Ostensibly, it seems Sharif is trying to redefine his political identity by comparing himself with charismatic Zulfiqar Ali Bhutto and Sheikh Mujib ur Rehman. Paradoxically, by doing so, he is creating a self-impression of being a political dead horse. And such actions would only generate red alert among the seasonal political birds as they may flip their wings to fly away from the drowning ship of the PML-N.
The anxiety, physical stress and exasperation on his face while delivering political sermons betray his body language and confidence also. As a matter of fact, he is trying to forcibly persuade PML-N’s voters that he is powerful enough to outclass his political opponents with ease.
Despite series of diatribes against army and judiciary, Sharif cannot simply just exempt himself from prevailing issues of economy and governance because by chanting “L’état, c’estmoi”, Sharif portrays himself as the sole cause of government’s failure to address both domestic and domestically-linked international issues while obliquely acknowledging at the same time that he remains main cause of current political chaos.
At the time when the medieval age of Pakistani politics—inspired by the monarchist and family-dynasty model— is rapidly moving to its logical end, nothing but the stubbornness of Sharif will put the final nail in the coffin of PMLN’s troubling political career.

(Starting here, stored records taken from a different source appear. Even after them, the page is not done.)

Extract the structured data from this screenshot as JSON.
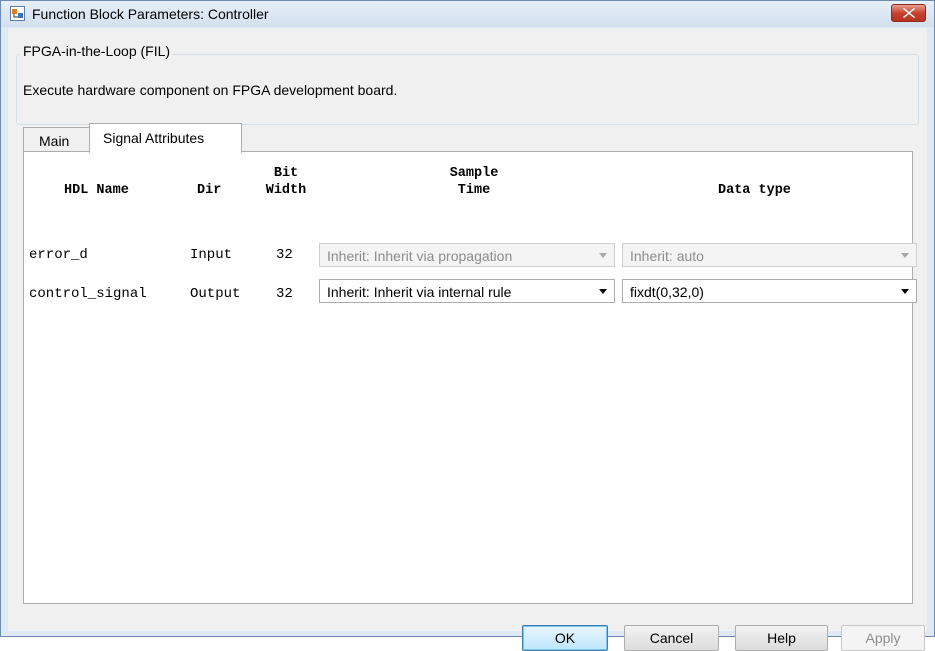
{
  "window": {
    "title": "Function Block Parameters: Controller"
  },
  "header": {
    "group_title": "FPGA-in-the-Loop (FIL)",
    "description": "Execute hardware component on FPGA development board."
  },
  "tabs": [
    {
      "label": "Main",
      "selected": false
    },
    {
      "label": "Signal Attributes",
      "selected": true
    }
  ],
  "table": {
    "columns": {
      "hdl_name": "HDL Name",
      "dir": "Dir",
      "bit_width": [
        "Bit",
        "Width"
      ],
      "sample_time": [
        "Sample",
        "Time"
      ],
      "data_type": "Data type"
    },
    "rows": [
      {
        "name": "error_d",
        "dir": "Input",
        "width": "32",
        "sample_time": "Inherit: Inherit via propagation",
        "data_type": "Inherit: auto",
        "enabled": false
      },
      {
        "name": "control_signal",
        "dir": "Output",
        "width": "32",
        "sample_time": "Inherit: Inherit via internal rule",
        "data_type": "fixdt(0,32,0)",
        "enabled": true
      }
    ]
  },
  "buttons": {
    "ok": "OK",
    "cancel": "Cancel",
    "help": "Help",
    "apply": "Apply"
  },
  "icons": {
    "app": "simulink-block-icon",
    "close": "close-icon",
    "dropdown": "chevron-down-icon"
  }
}
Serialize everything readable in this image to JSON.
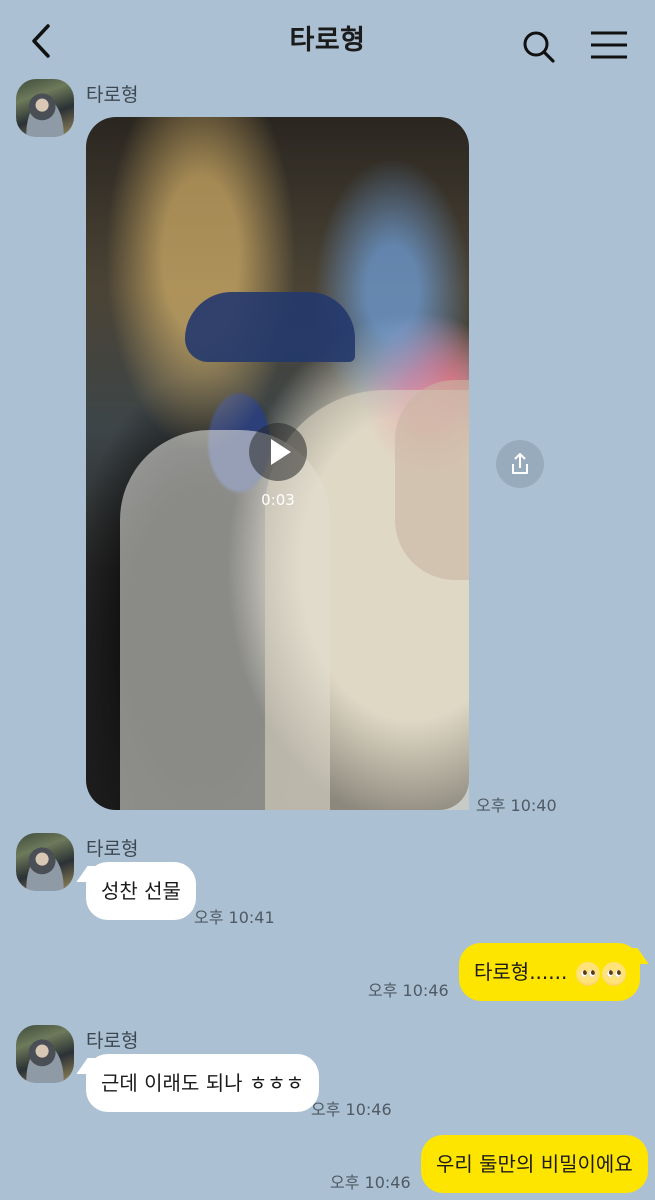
{
  "header": {
    "title": "타로형"
  },
  "messages": {
    "m1": {
      "sender": "타로형",
      "video_duration": "0:03",
      "time": "오후 10:40"
    },
    "m2": {
      "sender": "타로형",
      "text": "성찬 선물",
      "time": "오후 10:41"
    },
    "m3": {
      "text": "타로형......",
      "emoji": "pleading-face x2",
      "time": "오후 10:46"
    },
    "m4": {
      "sender": "타로형",
      "text": "근데 이래도 되나 ㅎㅎㅎ",
      "time": "오후 10:46"
    },
    "m5": {
      "text": "우리 둘만의 비밀이에요",
      "time": "오후 10:46"
    }
  },
  "colors": {
    "background": "#abc1d3",
    "incoming_bubble": "#ffffff",
    "outgoing_bubble": "#fee500"
  }
}
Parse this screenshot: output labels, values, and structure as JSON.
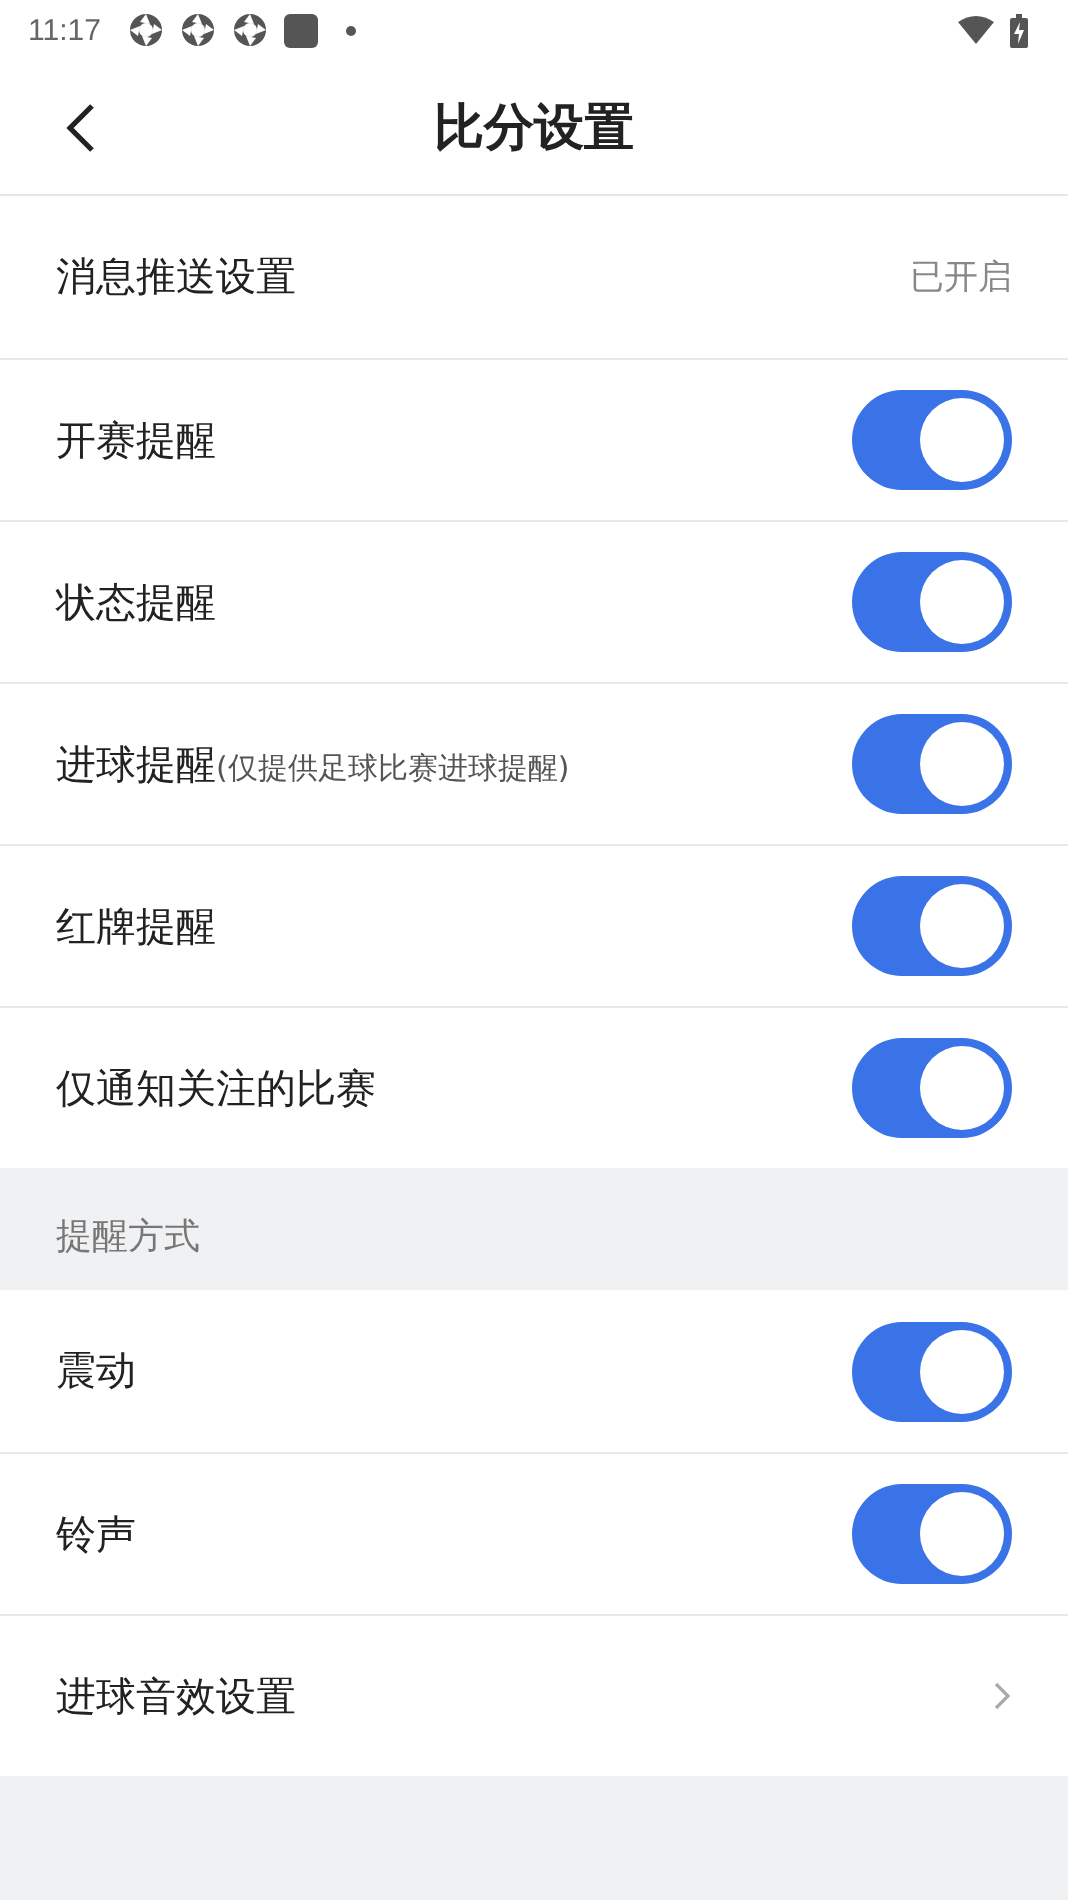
{
  "status_bar": {
    "time": "11:17"
  },
  "header": {
    "title": "比分设置"
  },
  "sections": [
    {
      "rows": [
        {
          "kind": "value",
          "label": "消息推送设置",
          "value": "已开启"
        },
        {
          "kind": "toggle",
          "label": "开赛提醒",
          "on": true
        },
        {
          "kind": "toggle",
          "label": "状态提醒",
          "on": true
        },
        {
          "kind": "toggle",
          "label": "进球提醒",
          "hint": "(仅提供足球比赛进球提醒)",
          "on": true
        },
        {
          "kind": "toggle",
          "label": "红牌提醒",
          "on": true
        },
        {
          "kind": "toggle",
          "label": "仅通知关注的比赛",
          "on": true
        }
      ]
    },
    {
      "title": "提醒方式",
      "rows": [
        {
          "kind": "toggle",
          "label": "震动",
          "on": true
        },
        {
          "kind": "toggle",
          "label": "铃声",
          "on": true
        },
        {
          "kind": "link",
          "label": "进球音效设置"
        }
      ]
    }
  ]
}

In the contemporary world, “L’état, c’estmoi” is nothing but a death song for political figures and outfits.